Not a Drop to Drink

Not a Drop to Drink

Filmmaker Abhishek Swain makes a point about conserving water in 30 seconds.

A poster of the film Life Drop; (left) Ashishek Swain

Abhishek Swain’s black-and-white film, Life Drop, unfolds as a series of images of children and water and lasts only 30 seconds. “A child dies every 30 seconds due to lack of clean and safe drinking water. A child died somewhere in the world while you were watching this film,” says the Odisha-based filmmaker, who shot the film at the Bonda Hills in Koraput. Life Drop was screened at the National Film Achieve of India, Pune, in March and won the Best Film Award at the Human Rights Short Film Festival in Bangladesh in April. In 2018, the 21-year-old filmmaker won Best Film and Best Script, among others, for the film A Daughter’s Letter at Ignite Film Festival. Excerpts from an email interview:

How did you start working on this 30-second film? 

Abhishek Swain’s black-and-white film, Life Drop, unfolds as a series of images of children and water and lasts only 30 seconds.  

I did not plan on making a 30-second film. I was experimenting with my DSLR, but when I started editing the footage, I saw the potential for a film. I converted the point-of-view shots into a 30-second footage and developed the film. Every scene changes with a drop, which provides symbolic representation of a child’s life.

The film talks about water being a human right not a privilege. How did you choose this theme?

I was inspired by an UNICEF article about how a child dies every 30 second because of unavailability of clean water. I wanted to impact the viewers with the importance of saving water. I did not expect awards or honours, especially since Life Drop was rejected at the state level.

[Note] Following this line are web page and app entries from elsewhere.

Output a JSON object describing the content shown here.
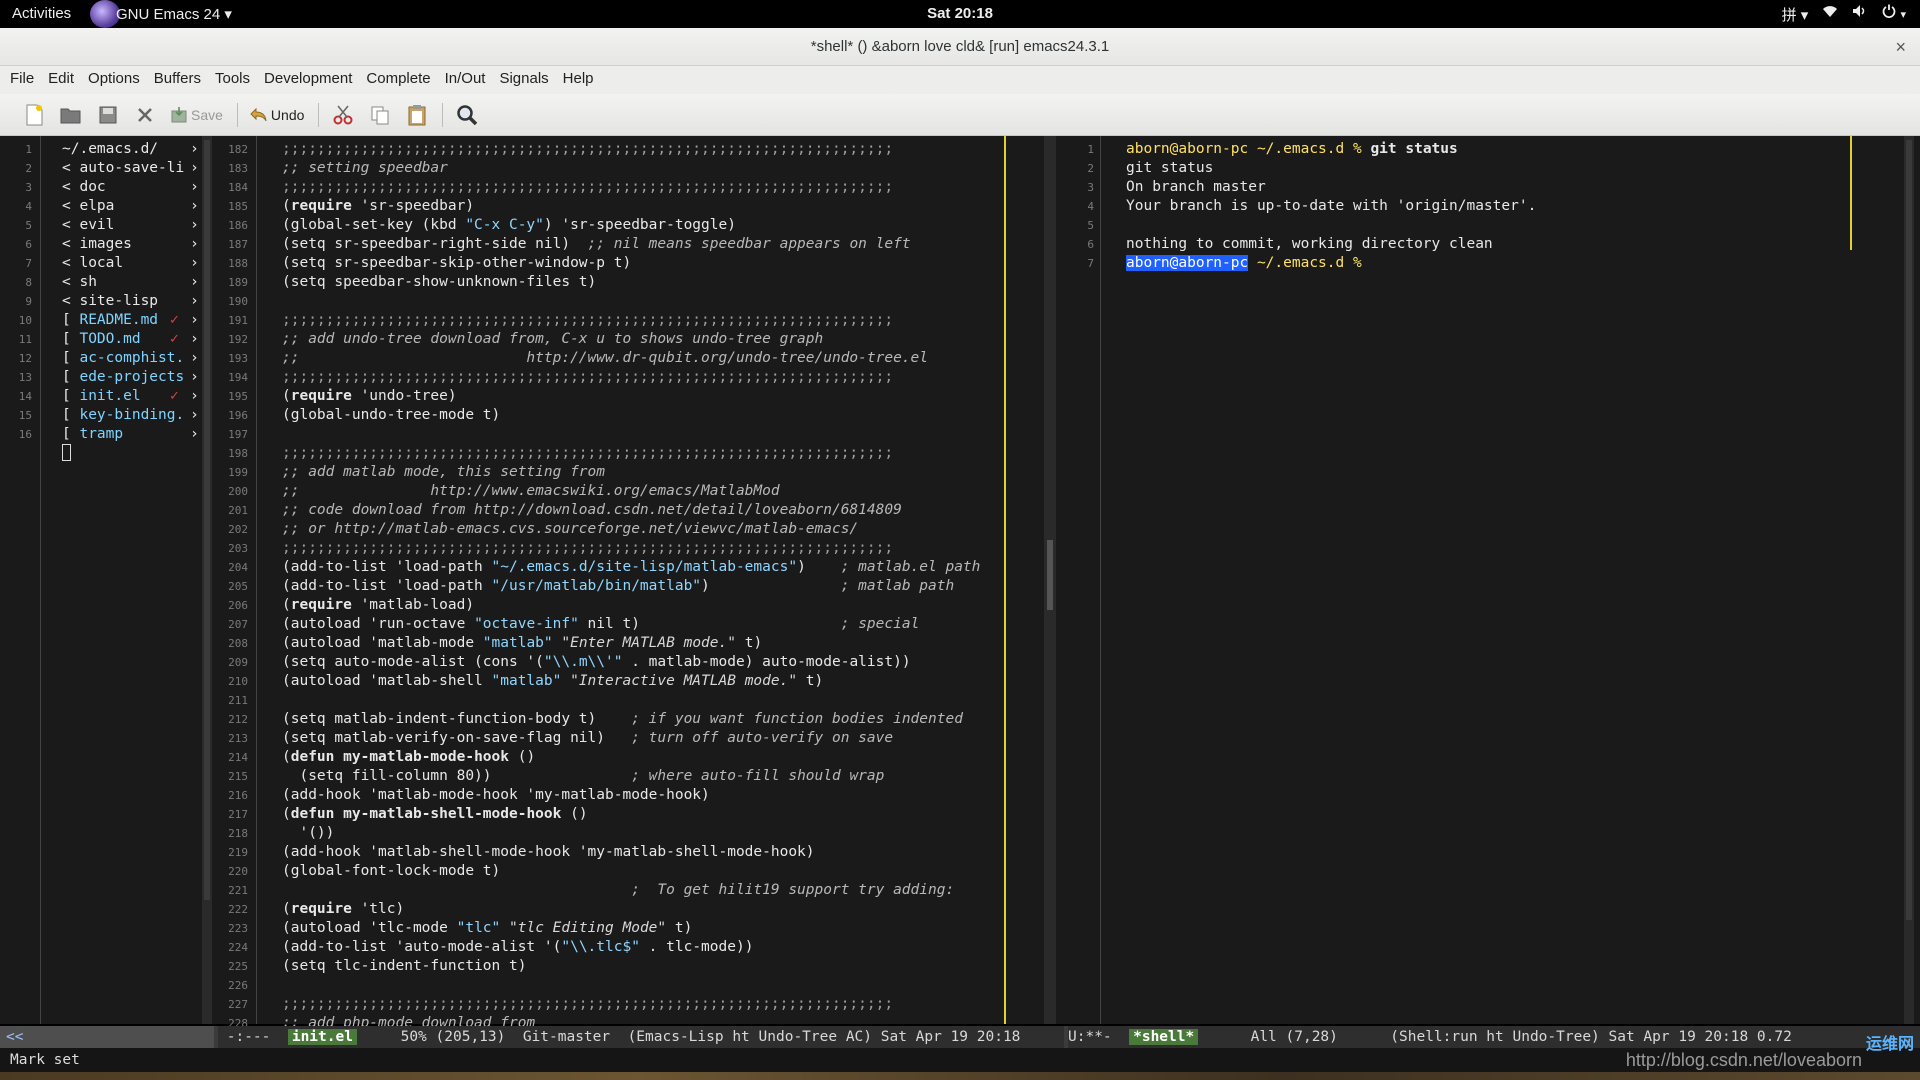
{
  "topbar": {
    "activities": "Activities",
    "app_name": "GNU Emacs 24 ▾",
    "clock": "Sat 20:18",
    "tray": [
      "拼 ▾",
      "wifi-icon",
      "volume-icon",
      "power-icon ▾"
    ]
  },
  "window": {
    "title": "*shell* () &aborn love cld&  [run] emacs24.3.1",
    "close": "×"
  },
  "menu": [
    "File",
    "Edit",
    "Options",
    "Buffers",
    "Tools",
    "Development",
    "Complete",
    "In/Out",
    "Signals",
    "Help"
  ],
  "toolbar": {
    "save_label": "Save",
    "undo_label": "Undo"
  },
  "speedbar": {
    "line_numbers": [
      "1",
      "2",
      "3",
      "4",
      "5",
      "6",
      "7",
      "8",
      "9",
      "10",
      "11",
      "12",
      "13",
      "14",
      "15",
      "16"
    ],
    "items": [
      {
        "mark": "",
        "name": "~/.emacs.d/",
        "kind": "dir"
      },
      {
        "mark": "<",
        "name": "auto-save-li",
        "kind": "dir"
      },
      {
        "mark": "<",
        "name": "doc",
        "kind": "dir"
      },
      {
        "mark": "<",
        "name": "elpa",
        "kind": "dir"
      },
      {
        "mark": "<",
        "name": "evil",
        "kind": "dir"
      },
      {
        "mark": "<",
        "name": "images",
        "kind": "dir"
      },
      {
        "mark": "<",
        "name": "local",
        "kind": "dir"
      },
      {
        "mark": "<",
        "name": "sh",
        "kind": "dir"
      },
      {
        "mark": "<",
        "name": "site-lisp",
        "kind": "dir"
      },
      {
        "mark": "[",
        "name": "README.md",
        "kind": "file",
        "check": "✓"
      },
      {
        "mark": "[",
        "name": "TODO.md",
        "kind": "file",
        "check": "✓"
      },
      {
        "mark": "[",
        "name": "ac-comphist.",
        "kind": "file"
      },
      {
        "mark": "[",
        "name": "ede-projects",
        "kind": "file"
      },
      {
        "mark": "[",
        "name": "init.el",
        "kind": "file",
        "check": "✓"
      },
      {
        "mark": "[",
        "name": "key-binding.",
        "kind": "file"
      },
      {
        "mark": "[",
        "name": "tramp",
        "kind": "file"
      }
    ]
  },
  "code": {
    "line_numbers": [
      "182",
      "183",
      "184",
      "185",
      "186",
      "187",
      "188",
      "189",
      "190",
      "191",
      "192",
      "193",
      "194",
      "195",
      "196",
      "197",
      "198",
      "199",
      "200",
      "201",
      "202",
      "203",
      "204",
      "205",
      "206",
      "207",
      "208",
      "209",
      "210",
      "211",
      "212",
      "213",
      "214",
      "215",
      "216",
      "217",
      "218",
      "219",
      "220",
      "221",
      "222",
      "223",
      "224",
      "225",
      "226",
      "227",
      "228"
    ],
    "lines": [
      ";;;;;;;;;;;;;;;;;;;;;;;;;;;;;;;;;;;;;;;;;;;;;;;;;;;;;;;;;;;;;;;;;;;;;;",
      ";; setting speedbar",
      ";;;;;;;;;;;;;;;;;;;;;;;;;;;;;;;;;;;;;;;;;;;;;;;;;;;;;;;;;;;;;;;;;;;;;;",
      "(require 'sr-speedbar)",
      "(global-set-key (kbd \"C-x C-y\") 'sr-speedbar-toggle)",
      "(setq sr-speedbar-right-side nil)  ;; nil means speedbar appears on left",
      "(setq sr-speedbar-skip-other-window-p t)",
      "(setq speedbar-show-unknown-files t)",
      "",
      ";;;;;;;;;;;;;;;;;;;;;;;;;;;;;;;;;;;;;;;;;;;;;;;;;;;;;;;;;;;;;;;;;;;;;;",
      ";; add undo-tree download from, C-x u to shows undo-tree graph",
      ";;                          http://www.dr-qubit.org/undo-tree/undo-tree.el",
      ";;;;;;;;;;;;;;;;;;;;;;;;;;;;;;;;;;;;;;;;;;;;;;;;;;;;;;;;;;;;;;;;;;;;;;",
      "(require 'undo-tree)",
      "(global-undo-tree-mode t)",
      "",
      ";;;;;;;;;;;;;;;;;;;;;;;;;;;;;;;;;;;;;;;;;;;;;;;;;;;;;;;;;;;;;;;;;;;;;;",
      ";; add matlab mode, this setting from",
      ";;               http://www.emacswiki.org/emacs/MatlabMod",
      ";; code download from http://download.csdn.net/detail/loveaborn/6814809",
      ";; or http://matlab-emacs.cvs.sourceforge.net/viewvc/matlab-emacs/",
      ";;;;;;;;;;;;;;;;;;;;;;;;;;;;;;;;;;;;;;;;;;;;;;;;;;;;;;;;;;;;;;;;;;;;;;",
      "(add-to-list 'load-path \"~/.emacs.d/site-lisp/matlab-emacs\")    ; matlab.el path",
      "(add-to-list 'load-path \"/usr/matlab/bin/matlab\")               ; matlab path",
      "(require 'matlab-load)",
      "(autoload 'run-octave \"octave-inf\" nil t)                       ; special",
      "(autoload 'matlab-mode \"matlab\" \"Enter MATLAB mode.\" t)",
      "(setq auto-mode-alist (cons '(\"\\\\.m\\\\'\" . matlab-mode) auto-mode-alist))",
      "(autoload 'matlab-shell \"matlab\" \"Interactive MATLAB mode.\" t)",
      "",
      "(setq matlab-indent-function-body t)    ; if you want function bodies indented",
      "(setq matlab-verify-on-save-flag nil)   ; turn off auto-verify on save",
      "(defun my-matlab-mode-hook ()",
      "  (setq fill-column 80))                ; where auto-fill should wrap",
      "(add-hook 'matlab-mode-hook 'my-matlab-mode-hook)",
      "(defun my-matlab-shell-mode-hook ()",
      "  '())",
      "(add-hook 'matlab-shell-mode-hook 'my-matlab-shell-mode-hook)",
      "(global-font-lock-mode t)",
      "                                        ;  To get hilit19 support try adding:",
      "(require 'tlc)",
      "(autoload 'tlc-mode \"tlc\" \"tlc Editing Mode\" t)",
      "(add-to-list 'auto-mode-alist '(\"\\\\.tlc$\" . tlc-mode))",
      "(setq tlc-indent-function t)",
      "",
      ";;;;;;;;;;;;;;;;;;;;;;;;;;;;;;;;;;;;;;;;;;;;;;;;;;;;;;;;;;;;;;;;;;;;;;",
      ";; add php-mode download from"
    ]
  },
  "shell": {
    "line_numbers": [
      "1",
      "2",
      "3",
      "4",
      "5",
      "6",
      "7"
    ],
    "prompt_user": "aborn@aborn-pc",
    "prompt_path": " ~/.emacs.d % ",
    "command": "git status",
    "output": [
      "git status",
      "On branch master",
      "Your branch is up-to-date with 'origin/master'.",
      "",
      "nothing to commit, working directory clean"
    ],
    "last_prompt_path": " ~/.emacs.d %"
  },
  "modeline": {
    "speedbar": "<<",
    "code_prefix": " -:---  ",
    "code_buffer": "init.el",
    "code_info": "     50% (205,13)  Git-master  (Emacs-Lisp ht Undo-Tree AC) Sat Apr 19 20:18",
    "shell_prefix": "U:**-  ",
    "shell_buffer": "*shell*",
    "shell_info": "      All (7,28)      (Shell:run ht Undo-Tree) Sat Apr 19 20:18 0.72"
  },
  "echo_area": "Mark set",
  "watermark": {
    "url": "http://blog.csdn.net/loveaborn",
    "logo_text": "运维网"
  }
}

In fact, someone in the committee told me to present the movie internationally and I did so.

When did you start making films?


I recently completed my B Tech in Computer Science but was always interested in filmmaking. I started making short films three years ago but never received any formal training for it. I have worked with a few production houses but whatever I have learned has been from the internet and my mistakes.

What are your upcoming projects?

I am currently working on a documentary film on Gotipua, a dance form considered as mother of Odissi. It will feature dancers in the age-group of 7-14 years and their stories. I am going to work independently for a while.

There are some stories I want to tell which won’t be possible with big production houses.